=== Section Start ===

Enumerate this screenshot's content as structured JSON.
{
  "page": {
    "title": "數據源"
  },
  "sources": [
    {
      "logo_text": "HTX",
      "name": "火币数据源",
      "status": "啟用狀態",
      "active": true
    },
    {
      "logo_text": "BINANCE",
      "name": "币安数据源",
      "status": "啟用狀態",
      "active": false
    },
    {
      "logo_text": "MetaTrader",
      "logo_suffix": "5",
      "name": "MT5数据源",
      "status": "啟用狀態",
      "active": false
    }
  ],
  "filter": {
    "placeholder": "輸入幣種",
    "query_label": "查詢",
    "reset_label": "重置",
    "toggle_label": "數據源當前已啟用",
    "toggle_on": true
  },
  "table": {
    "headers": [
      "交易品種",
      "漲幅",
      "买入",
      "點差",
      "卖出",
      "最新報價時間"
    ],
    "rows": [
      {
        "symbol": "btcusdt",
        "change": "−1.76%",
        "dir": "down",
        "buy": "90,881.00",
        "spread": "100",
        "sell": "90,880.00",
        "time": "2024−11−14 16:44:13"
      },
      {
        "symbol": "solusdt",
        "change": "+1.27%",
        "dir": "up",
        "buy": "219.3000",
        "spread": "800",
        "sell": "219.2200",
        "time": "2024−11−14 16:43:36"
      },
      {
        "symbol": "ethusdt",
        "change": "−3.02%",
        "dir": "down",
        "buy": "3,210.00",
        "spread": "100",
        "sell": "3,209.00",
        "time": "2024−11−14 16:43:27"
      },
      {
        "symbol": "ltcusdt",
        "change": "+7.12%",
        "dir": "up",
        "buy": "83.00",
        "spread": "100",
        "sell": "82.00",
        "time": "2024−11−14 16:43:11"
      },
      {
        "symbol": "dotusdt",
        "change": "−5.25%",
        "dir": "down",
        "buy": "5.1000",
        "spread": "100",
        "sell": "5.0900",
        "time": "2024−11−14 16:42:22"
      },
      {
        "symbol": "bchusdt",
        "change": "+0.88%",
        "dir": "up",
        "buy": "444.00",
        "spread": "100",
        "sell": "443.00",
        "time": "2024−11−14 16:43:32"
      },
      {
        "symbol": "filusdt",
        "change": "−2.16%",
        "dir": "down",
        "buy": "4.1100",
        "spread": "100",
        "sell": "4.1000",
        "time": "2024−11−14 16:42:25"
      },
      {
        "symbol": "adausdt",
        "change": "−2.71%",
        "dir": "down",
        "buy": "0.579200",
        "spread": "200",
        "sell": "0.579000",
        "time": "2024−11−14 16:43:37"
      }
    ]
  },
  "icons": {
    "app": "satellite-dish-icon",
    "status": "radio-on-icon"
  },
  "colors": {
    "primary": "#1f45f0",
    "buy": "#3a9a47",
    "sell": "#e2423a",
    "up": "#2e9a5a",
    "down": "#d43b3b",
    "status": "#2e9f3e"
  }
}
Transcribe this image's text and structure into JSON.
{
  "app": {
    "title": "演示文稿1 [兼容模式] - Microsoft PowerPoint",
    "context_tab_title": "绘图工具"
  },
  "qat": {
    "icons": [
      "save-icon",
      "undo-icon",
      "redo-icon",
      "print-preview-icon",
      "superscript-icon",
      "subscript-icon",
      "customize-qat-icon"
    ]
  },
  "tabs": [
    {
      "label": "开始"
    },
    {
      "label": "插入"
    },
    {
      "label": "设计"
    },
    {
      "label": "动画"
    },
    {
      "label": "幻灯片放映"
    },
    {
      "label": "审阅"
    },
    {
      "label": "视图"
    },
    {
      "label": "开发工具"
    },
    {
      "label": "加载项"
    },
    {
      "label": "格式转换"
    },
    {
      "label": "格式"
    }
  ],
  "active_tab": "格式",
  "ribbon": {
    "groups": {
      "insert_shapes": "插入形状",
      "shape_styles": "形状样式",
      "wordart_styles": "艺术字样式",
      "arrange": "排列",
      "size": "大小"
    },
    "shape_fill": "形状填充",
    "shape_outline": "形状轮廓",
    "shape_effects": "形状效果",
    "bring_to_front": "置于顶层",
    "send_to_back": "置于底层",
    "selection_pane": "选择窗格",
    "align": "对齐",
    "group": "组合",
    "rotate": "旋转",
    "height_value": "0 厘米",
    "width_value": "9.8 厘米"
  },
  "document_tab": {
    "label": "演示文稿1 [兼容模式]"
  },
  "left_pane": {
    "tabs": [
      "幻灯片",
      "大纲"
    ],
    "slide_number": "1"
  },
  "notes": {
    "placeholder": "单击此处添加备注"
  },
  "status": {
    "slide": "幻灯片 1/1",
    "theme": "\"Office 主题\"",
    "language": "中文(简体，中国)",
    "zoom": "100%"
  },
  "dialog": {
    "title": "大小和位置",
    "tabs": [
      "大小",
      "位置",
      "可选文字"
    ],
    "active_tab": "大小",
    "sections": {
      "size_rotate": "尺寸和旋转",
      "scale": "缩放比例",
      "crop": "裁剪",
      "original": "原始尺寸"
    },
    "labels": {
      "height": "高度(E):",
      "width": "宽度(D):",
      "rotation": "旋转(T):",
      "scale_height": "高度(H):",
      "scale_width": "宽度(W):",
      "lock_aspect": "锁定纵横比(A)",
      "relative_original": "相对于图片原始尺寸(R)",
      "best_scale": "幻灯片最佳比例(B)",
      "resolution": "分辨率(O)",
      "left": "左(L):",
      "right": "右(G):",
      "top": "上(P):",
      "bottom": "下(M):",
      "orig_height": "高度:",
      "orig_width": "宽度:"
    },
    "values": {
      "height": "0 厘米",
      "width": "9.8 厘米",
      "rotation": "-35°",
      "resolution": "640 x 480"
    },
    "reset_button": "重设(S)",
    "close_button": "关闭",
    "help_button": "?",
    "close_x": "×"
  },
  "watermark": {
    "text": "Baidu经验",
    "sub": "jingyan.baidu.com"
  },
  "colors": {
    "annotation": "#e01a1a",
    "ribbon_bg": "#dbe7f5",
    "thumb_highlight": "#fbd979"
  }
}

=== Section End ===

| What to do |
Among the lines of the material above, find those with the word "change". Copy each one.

| Solution to the problem |
        "change": "−1.76%",
        "change": "+1.27%",
        "change": "−3.02%",
        "change": "+7.12%",
        "change": "−5.25%",
        "change": "+0.88%",
        "change": "−2.16%",
        "change": "−2.71%",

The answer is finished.